(INPUT DATA)

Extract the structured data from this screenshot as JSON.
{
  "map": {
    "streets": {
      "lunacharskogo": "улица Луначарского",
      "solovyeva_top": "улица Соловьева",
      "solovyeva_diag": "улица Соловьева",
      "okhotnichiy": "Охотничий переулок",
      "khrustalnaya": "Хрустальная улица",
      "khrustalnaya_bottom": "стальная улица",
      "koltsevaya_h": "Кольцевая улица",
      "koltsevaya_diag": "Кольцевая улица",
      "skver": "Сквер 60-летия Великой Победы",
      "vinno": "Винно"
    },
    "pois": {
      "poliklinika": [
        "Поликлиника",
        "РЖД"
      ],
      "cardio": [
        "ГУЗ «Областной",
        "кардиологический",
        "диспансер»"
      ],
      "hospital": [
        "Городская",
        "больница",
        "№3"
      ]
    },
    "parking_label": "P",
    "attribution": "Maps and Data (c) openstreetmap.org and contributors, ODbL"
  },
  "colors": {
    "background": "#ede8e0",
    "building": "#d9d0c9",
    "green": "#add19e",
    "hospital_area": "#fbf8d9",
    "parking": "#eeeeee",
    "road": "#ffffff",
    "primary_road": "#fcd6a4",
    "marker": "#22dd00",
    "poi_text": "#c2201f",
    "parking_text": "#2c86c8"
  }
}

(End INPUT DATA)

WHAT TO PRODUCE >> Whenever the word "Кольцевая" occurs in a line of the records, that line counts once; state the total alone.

THE ANSWER >> 2